Vitamin B6: It encourages your body to use and store energy from proteins and carbohydrates and helps to form haemoglobin, which carries oxygen around the body. Good sources of vitamin B6 include pork, chicken, turkey, cod, bread, oatmeal, rice, eggs, soya beans, milk, potatoes, peanuts and fortified breakfast cereals.
Vitamin B12: It’s needed to make sure that your body is producing enough red blood cells and for maintaining a healthy nervous system. A deficiency can lead to vitamin B12 deficiency anemia. A balanced diet which contains meat, fish and dairy products should provide enough vitamin B12 but vegans may find it difficult to get enough from their diets.
Vitamin C: It helps to protect cells, keep skin and gums healthy and aid iron absorption. Good sources include oranges, kiwis, brussels sprouts, sweet potatoes, broccoli and peppers. You should be able to get your recommended daily allowance (RDA) through a balanced diet but if you do take too much (e.g. if you’re also taking supplements), you may experience stomach pain, diarrhea and flatulence.

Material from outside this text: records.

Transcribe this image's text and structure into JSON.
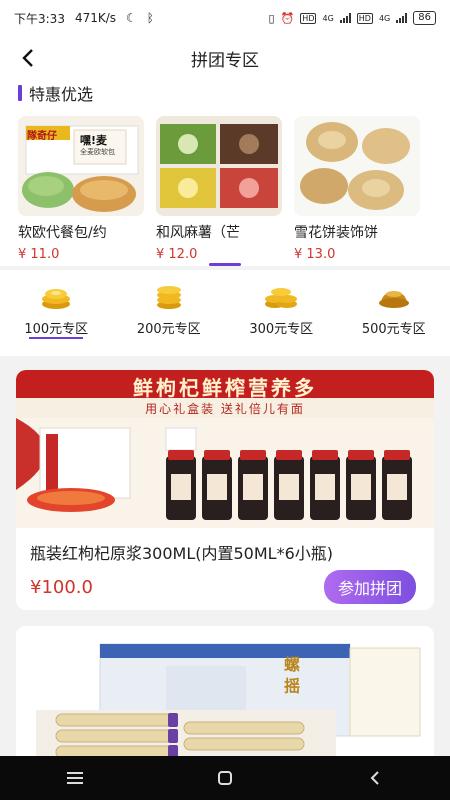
{
  "status_bar": {
    "time": "下午3:33",
    "network_speed": "471K/s",
    "hd1": "HD",
    "net1": "4G",
    "hd2": "HD",
    "net2": "4G",
    "battery": "86"
  },
  "nav": {
    "title": "拼团专区",
    "back_icon": "chevron-left-icon"
  },
  "special": {
    "title": "特惠优选",
    "accent_color": "#6b3fd6",
    "items": [
      {
        "name": "软欧代餐包/约",
        "price": "¥ 11.0",
        "brand_text": "隊奇仔",
        "badge_text": "嘿!麦",
        "badge_sub": "全麦欧软包"
      },
      {
        "name": "和风麻薯（芒",
        "price": "¥ 12.0"
      },
      {
        "name": "雪花饼装饰饼",
        "price": "¥ 13.0"
      }
    ]
  },
  "tiers": [
    {
      "label": "100元专区",
      "icon": "coin-stack-icon",
      "selected": true
    },
    {
      "label": "200元专区",
      "icon": "coin-stack-icon",
      "selected": false
    },
    {
      "label": "300元专区",
      "icon": "coin-stack-icon",
      "selected": false
    },
    {
      "label": "500元专区",
      "icon": "coin-stack-icon",
      "selected": false
    }
  ],
  "products": [
    {
      "banner_headline": "鲜枸杞鲜榨营养多",
      "banner_sub": "用心礼盒装 送礼倍儿有面",
      "name": "瓶装红枸杞原浆300ML(内置50ML*6小瓶)",
      "price": "¥100.0",
      "button": "参加拼团"
    },
    {
      "box_text": "螺 摇"
    }
  ],
  "colors": {
    "price": "#d0342c",
    "accent": "#6b3fd6",
    "button_gradient": [
      "#b06bf0",
      "#7c4fe0"
    ]
  },
  "sys_nav": {
    "menu_icon": "menu-icon",
    "home_icon": "home-square-icon",
    "back_icon": "back-triangle-icon"
  }
}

Folic acid: It works with vitamin B12 to produce healthy red blood cells and helps tp reduce the possibility of central nervous system defects e.g. spina bifida in unborn babies. Good sources of folic acid include broccoli, brussels sprouts, asparagus, peas, chickpeas, brown rice and fortified breakfast cereals. If you’re pregnant or planning to be, you’re advised to take an extra 0.4mg of folic acid until the 12th week of pregnancy to protect your unborn baby.
As well as vitamins, there are also various minerals that should form part of a healthy diet, including:
Iron: It is essential for producing red blood cells. Good sources of iron include liver (although not if you’re pregnant as the vitamin A that it also contains can be harmful), meat, beans, nuts, dried apricots, brown rice, fortified breakfast cereals and leafy green vegetables.
Calcium: It’s needed for healthy teeth and bones, and a deficiency can mean that you’re at risk of osteoporosis (Brittle Bone Disease) in later life. It’s also thought that calcium can lower blood pressure and protect against colon and breast cancer, although more evidence is needed to confirm these predictions. Good sources of calcium include milk, yogurt and leafy green vegetables.
Remember this: The best way to make sure that you’re getting a good range of vitamins and minerals from your food is to follow a healthy, balanced diet that is rich in fresh fruit and vegetables, whole grains, and lean proteins. If you eat right, you shouldn’t need to take dietary supplements as a substitute.
So, do you take vitamins and minerals? Which ones do you take and why do you take them?